SG: Weren’t you doing Nick Carter novels at one point?
GL: Yeah, that was my male pulp era. Before that, I was publishing literary short stories, but I realized I couldn’t make a living doing them, and with two little kids, it was a problem. But once I started writing thrillers, I never looked back. I have a real drive to reach readers — there’s some kind of communication that I’m hungry for and really treasure. I think I lost about a decade in there — maybe even fifteen years — because I didn’t start out with thrillers. I could have.
SG: I lost a decade working in Hollywood. All those are necessary detours. It’s part of the path you’re on.
GL: Your growth. I had to grow, but we have to make a living, too.
SG: Short of hooking on street corners.
GL: Well, that was hooking, wasn’t it?
GL: I got an email not too terribly long ago from a young man who’s about 30years old. He’s published two books with a very small press and he’s moaning and groaning to me because he has to go back to work. My heart goes out to him, but my god, how many shit jobs have I taken? How many shit jobs have you taken? That’s part of the process. Even if you publish with a New York publisher as a beginning mystery writer, you’re going to get a $5,000 advance and honey, you’d better keep your day job.
SG: Right. You’d better have a way to pay the bills.
GL: They don’t get it. They bought the mythology that says if you write a book, you’re automatically published. You’re automatically rich and famous … We may have to turn the tape recorder off. (laughs)
SG: (Addressing the tape recorder) We’ve tried to be candid, but there’s a limit. We’re gonna turn this machine off and really get down.
GL: You’re gonna be so unhappy because you’re gonna miss all the really good stuff.

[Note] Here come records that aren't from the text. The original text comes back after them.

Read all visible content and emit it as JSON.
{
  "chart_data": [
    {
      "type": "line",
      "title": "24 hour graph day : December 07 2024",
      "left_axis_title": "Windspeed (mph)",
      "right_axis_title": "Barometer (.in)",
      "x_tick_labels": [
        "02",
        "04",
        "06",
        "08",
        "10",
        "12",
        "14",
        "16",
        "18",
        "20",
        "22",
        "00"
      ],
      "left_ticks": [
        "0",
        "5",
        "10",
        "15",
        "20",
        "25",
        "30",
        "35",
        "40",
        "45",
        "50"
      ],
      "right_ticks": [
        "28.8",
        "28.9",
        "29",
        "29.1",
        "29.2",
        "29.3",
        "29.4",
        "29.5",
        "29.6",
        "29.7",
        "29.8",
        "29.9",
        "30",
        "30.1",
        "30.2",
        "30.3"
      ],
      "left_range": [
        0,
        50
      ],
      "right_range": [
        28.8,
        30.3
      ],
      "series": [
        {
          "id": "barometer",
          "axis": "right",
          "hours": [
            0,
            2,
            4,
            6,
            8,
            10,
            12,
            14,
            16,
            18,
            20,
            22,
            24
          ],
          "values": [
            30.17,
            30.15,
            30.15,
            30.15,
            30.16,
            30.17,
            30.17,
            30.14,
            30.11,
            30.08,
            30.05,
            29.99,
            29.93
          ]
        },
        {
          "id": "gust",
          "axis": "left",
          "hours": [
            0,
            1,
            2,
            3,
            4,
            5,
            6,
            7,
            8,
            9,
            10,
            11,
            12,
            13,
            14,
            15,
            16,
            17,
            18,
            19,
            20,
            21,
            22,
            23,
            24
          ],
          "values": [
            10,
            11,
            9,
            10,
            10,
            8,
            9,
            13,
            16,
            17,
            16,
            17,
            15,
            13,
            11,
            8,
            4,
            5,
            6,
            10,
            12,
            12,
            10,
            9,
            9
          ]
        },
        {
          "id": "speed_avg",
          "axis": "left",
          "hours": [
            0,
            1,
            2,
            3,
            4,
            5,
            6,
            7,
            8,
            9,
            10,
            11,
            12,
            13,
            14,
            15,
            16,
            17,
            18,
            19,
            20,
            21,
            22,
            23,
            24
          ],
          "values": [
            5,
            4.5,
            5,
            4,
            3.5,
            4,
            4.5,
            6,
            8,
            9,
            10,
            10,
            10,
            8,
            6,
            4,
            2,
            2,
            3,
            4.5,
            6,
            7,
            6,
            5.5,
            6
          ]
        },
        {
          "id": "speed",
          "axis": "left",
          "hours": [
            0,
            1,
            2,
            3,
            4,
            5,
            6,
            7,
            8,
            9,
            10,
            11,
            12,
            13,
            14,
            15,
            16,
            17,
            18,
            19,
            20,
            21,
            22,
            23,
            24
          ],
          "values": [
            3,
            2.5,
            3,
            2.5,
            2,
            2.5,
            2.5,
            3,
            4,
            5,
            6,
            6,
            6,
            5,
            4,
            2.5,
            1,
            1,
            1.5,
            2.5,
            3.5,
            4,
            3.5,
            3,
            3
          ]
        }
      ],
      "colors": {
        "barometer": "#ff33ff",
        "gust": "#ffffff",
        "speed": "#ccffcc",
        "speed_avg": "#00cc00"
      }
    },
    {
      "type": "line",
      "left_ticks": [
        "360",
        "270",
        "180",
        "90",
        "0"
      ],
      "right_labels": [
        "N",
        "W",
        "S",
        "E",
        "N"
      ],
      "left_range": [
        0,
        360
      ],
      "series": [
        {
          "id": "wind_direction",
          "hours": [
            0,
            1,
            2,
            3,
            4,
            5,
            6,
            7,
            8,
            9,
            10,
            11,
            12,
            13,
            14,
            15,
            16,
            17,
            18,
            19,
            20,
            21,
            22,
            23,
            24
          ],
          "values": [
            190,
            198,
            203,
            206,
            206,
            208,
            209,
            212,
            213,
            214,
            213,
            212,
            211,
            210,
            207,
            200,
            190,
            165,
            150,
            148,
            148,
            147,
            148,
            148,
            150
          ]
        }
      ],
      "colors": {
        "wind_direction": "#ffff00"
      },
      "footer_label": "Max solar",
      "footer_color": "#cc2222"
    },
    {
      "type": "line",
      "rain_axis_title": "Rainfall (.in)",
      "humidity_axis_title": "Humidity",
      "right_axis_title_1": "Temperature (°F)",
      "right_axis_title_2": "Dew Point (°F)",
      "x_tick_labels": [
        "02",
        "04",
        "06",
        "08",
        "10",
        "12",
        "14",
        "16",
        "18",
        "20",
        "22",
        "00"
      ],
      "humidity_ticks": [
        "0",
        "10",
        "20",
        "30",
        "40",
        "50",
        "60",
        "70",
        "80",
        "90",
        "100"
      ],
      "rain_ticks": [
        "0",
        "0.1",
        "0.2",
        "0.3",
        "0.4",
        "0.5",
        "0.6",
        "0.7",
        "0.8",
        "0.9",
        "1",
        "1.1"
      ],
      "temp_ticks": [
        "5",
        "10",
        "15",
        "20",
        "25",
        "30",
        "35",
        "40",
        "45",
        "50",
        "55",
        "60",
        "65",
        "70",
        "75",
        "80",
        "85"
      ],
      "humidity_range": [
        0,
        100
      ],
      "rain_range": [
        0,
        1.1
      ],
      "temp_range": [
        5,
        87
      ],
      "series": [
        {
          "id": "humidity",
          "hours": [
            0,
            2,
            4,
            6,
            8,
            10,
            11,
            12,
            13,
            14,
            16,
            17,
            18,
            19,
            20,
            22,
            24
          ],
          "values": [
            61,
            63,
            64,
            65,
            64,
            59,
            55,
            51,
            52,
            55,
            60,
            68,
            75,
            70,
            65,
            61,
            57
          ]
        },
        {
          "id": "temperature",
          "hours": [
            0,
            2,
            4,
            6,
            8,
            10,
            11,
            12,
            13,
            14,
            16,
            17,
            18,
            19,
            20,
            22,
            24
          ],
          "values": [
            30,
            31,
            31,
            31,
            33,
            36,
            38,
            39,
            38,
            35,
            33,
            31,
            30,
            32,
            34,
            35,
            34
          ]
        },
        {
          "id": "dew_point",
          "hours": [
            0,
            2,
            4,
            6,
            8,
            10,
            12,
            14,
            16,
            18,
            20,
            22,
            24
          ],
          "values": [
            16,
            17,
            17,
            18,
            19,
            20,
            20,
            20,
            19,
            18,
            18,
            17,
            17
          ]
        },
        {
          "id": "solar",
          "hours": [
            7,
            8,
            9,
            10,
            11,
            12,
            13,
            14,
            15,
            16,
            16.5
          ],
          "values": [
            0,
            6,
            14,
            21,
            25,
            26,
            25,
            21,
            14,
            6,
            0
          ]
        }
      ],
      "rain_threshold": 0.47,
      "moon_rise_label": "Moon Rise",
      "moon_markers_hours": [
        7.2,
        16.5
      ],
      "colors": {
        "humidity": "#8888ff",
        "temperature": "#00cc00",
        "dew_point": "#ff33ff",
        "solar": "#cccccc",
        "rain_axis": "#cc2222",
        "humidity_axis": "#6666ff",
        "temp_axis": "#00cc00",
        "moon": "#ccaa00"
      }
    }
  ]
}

SG: If you were here, you’d really get the low-down on mystery writing and every other kind of writing.
GL: Maybe next time …